Mary Shelley was the first writer to capture the emotions that follow whenever we invent new technology and thus change our world: fascination and anxiety. Shelley represents the dystopian outlook, the idea of how wrong things can go when we become obsessed with the urge to create. Refik Anadol takes the opposite position. One of the most important questions to ask oneself on the basis of an exhibition like NATURE DREAMS is, then, what kind of relationship do you want with the machine? What future do you see unfolding between man and machine?

Nature Dreams 2022, 6-kanals projektion.



A set of instructions for a computer for performing a specific task or solving a specific problem in a specific number of steps.

Artificial Intelligence

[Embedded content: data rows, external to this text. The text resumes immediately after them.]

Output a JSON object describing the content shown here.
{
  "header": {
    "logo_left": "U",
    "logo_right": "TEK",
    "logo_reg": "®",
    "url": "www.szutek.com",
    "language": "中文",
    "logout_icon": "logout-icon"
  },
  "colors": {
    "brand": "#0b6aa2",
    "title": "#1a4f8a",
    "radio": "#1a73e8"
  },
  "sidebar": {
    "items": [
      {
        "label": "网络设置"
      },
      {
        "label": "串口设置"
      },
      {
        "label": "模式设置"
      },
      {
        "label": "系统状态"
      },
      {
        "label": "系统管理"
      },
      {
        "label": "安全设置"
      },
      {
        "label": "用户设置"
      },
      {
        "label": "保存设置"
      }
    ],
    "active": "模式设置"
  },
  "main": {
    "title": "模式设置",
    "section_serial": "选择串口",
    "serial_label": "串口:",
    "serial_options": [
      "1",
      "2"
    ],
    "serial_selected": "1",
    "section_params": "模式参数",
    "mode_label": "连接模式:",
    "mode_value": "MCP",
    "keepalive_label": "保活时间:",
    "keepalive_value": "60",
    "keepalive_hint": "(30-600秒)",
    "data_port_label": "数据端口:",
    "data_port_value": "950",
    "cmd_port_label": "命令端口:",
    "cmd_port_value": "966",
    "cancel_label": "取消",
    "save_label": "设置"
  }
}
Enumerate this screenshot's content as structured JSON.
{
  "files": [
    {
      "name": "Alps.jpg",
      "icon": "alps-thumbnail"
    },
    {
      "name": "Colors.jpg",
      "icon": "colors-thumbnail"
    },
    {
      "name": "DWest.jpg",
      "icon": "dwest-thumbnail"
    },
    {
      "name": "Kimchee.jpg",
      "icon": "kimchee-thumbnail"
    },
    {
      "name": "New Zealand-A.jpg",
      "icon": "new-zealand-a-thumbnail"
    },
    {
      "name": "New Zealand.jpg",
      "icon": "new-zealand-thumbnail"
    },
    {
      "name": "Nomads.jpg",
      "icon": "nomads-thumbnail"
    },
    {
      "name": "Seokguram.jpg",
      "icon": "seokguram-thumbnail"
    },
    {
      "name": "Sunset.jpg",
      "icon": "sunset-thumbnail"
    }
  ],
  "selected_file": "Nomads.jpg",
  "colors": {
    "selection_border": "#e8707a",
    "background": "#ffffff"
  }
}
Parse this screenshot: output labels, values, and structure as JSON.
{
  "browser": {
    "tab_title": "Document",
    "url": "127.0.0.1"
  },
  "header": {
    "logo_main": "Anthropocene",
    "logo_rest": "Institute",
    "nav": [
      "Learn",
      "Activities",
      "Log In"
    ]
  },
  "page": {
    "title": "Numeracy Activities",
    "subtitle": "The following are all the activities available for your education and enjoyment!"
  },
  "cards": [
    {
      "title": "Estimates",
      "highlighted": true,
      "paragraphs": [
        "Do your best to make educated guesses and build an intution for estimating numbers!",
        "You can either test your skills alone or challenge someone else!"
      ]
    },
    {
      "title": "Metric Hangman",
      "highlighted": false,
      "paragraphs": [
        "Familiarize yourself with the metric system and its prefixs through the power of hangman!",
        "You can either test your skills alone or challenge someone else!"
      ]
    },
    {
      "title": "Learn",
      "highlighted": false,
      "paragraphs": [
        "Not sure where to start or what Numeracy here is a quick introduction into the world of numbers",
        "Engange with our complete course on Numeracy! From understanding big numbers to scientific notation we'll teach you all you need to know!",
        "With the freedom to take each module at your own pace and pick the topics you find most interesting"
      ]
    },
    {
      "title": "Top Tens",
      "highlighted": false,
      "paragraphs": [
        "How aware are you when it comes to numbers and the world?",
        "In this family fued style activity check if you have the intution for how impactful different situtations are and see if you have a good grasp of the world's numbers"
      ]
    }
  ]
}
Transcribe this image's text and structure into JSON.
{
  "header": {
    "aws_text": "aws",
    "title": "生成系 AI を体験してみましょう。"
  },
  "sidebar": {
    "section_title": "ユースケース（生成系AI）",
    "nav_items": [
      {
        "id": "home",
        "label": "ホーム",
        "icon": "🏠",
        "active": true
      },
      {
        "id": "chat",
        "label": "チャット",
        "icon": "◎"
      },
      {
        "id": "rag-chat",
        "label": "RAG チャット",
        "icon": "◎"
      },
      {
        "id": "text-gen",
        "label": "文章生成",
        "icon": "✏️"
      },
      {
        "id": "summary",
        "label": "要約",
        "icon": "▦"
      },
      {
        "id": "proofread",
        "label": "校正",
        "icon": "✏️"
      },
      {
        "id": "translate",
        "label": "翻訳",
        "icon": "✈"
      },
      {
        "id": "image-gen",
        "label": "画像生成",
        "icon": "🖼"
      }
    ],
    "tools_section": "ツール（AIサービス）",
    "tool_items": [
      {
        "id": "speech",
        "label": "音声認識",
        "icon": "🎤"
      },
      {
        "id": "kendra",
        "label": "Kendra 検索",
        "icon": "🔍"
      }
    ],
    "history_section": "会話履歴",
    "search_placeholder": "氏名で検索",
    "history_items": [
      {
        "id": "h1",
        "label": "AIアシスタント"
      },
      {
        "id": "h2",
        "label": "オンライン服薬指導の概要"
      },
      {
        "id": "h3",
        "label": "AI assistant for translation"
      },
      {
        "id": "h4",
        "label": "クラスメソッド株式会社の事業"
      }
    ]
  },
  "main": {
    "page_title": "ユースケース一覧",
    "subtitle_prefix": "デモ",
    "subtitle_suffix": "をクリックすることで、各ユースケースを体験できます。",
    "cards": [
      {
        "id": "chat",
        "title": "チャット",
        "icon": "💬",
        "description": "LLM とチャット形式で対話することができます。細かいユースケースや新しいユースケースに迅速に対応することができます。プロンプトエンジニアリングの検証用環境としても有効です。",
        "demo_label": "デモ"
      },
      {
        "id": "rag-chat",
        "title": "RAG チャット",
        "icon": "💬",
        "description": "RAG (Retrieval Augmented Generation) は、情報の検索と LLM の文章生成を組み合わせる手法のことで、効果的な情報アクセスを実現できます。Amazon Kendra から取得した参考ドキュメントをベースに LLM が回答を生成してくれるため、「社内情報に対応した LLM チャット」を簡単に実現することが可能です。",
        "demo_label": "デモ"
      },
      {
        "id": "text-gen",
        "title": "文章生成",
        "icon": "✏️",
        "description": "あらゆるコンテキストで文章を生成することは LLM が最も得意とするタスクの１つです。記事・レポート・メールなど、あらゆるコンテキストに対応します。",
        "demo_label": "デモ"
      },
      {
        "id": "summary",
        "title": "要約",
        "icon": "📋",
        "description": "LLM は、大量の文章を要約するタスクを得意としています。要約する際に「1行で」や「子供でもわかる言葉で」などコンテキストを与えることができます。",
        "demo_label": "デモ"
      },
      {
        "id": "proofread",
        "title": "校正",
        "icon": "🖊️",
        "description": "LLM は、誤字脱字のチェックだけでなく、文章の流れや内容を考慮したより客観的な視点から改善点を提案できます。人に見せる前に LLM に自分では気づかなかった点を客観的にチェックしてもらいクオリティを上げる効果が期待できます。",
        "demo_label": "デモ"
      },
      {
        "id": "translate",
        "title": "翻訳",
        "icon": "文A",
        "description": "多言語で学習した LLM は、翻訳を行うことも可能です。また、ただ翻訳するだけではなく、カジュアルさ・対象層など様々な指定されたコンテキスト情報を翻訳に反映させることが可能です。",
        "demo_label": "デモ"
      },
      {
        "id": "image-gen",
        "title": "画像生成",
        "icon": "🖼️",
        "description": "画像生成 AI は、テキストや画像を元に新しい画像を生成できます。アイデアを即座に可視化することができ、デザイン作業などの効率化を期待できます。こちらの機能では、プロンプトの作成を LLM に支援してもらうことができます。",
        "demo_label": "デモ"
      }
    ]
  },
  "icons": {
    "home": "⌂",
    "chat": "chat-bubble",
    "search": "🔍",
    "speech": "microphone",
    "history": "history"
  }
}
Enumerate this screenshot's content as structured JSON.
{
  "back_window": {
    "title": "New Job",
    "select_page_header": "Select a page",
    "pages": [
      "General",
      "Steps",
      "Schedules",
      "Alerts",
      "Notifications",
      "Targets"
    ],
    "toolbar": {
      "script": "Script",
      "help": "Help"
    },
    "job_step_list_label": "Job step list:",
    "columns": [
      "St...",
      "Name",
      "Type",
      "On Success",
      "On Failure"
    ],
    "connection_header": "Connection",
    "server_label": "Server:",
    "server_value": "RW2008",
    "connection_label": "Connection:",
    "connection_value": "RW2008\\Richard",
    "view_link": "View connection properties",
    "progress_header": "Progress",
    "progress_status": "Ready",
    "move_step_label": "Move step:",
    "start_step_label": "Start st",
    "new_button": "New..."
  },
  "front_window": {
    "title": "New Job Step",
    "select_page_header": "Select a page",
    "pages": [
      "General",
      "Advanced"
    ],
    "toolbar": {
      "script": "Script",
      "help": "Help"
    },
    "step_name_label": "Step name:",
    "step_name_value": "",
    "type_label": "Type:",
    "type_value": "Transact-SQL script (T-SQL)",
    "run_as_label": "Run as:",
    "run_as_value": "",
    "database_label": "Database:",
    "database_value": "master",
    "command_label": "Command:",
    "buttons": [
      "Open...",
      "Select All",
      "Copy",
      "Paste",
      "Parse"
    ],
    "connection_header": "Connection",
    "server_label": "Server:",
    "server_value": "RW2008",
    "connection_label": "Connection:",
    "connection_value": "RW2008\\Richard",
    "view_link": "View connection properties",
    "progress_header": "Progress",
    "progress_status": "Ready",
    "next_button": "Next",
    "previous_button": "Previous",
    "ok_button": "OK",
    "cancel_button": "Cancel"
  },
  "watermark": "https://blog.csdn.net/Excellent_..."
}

Artificial Intelligence (AI) refers to the simulation of human intelligence in machines. This involves creating algorithms and models that allow machines to perform tasks that would typically require human-level intelligence, such as recognizing patterns, making decisions, and solving problems.


Blockchain is a digital ledger that is used to record transactions across a network of computers. Each block in the chain contains a record of multiple transactions, and once a block is added to the chain, the information it contains is considered permanent and cannot be altered.

GAN (Generative Adversarial Network)

GAN is a deep learning model composed of two networks, generator and discriminator, competing against each other to generate realistic images or data. The generator creates new data, while the discriminator evaluates it to determine if it is real or fake. The two networks continuously improve through the competition, leading to the generation of highly convincing, yet fake data.


Machine learning is a subset of Artificial Intelligence that involves building systems and algorithms that can learn from and make predictions on data without being explicitly programmed. This allows the machine to continuously improve its performance as it receives more data and feedback.

NFT (Non-Fungible Token)

NFT stands for Non-Fungible Token, which is a unique digital asset that represents ownership of a specific item, such as an image, video, audio, or piece of text, stored on a blockchain.


StyleGAN is a type of generative adversarial network (GAN) developed by NVIDIA for generating high-quality, photorealistic images of human faces and other objects. StyleGAN has been widely used in a variety of applications, including computer graphics, digital art, and research into the nature of image generation and perception.


Data Sculpture refers to a type of digital art that uses data and algorithms to create three-dimensional sculptures that reflect data patterns. It often involves using data sets or mathematical algorithms to generate the form and shape of the sculpture, with the end result being a physical representation of data patterns in the underlying system.

Immersive medier

Immersive Media refers to a type of media that fully surrounds the user and provides a highly interactive and engaging experience. The goal of immersive media is to create a sense of presence for the user, where they feel as though they are physically present within a virtual environment. There are several forms of immersive media, including virtual reality (VR), augmented reality (AR), mixed reality (MR), and 360-degree video.

Nature Dreams

This digital catalog is created in connection with the exhibition:

Refik Anadol – Nature Dreams
10. februar – 27. august 2023

ARKEN Museum of Modern Art
Director: Marie Nipper
Senior curator and head of exhibitions: Dorthe Juul Rugaard

Exhibition team

Curated by: Rasmus Stenbakken
AV and Exhibition Technical Responsible: Jens Simon Haumann
Exhibition Assistant: Laura Næsby
Exhibition Design: Maya Lou Ploug Ochoa
Registrar: Irene G. Olsen


Managing editor: Marie Nipper og Dorthe Juul Ruggaard
Editor: Rasmus Stenbakken
Writers: Rasmus Stenbakken, Majken Overgaard, Laura Næsby
Design and Development: Åsmund Sollihøgda
Translation: Rene Lauritsen

Published by

ARKEN Museum for Moderne Kunst
Skovvej 100
2635 Ishøj


© Refik Anadol Studio, Los Angeles
© ARKEN Museum for Moderne Kunst

Photo Credits

© Refik Anadol Studio, Los Angeles
© David Stjernholm
© Roman März

Photo: David Stjernholm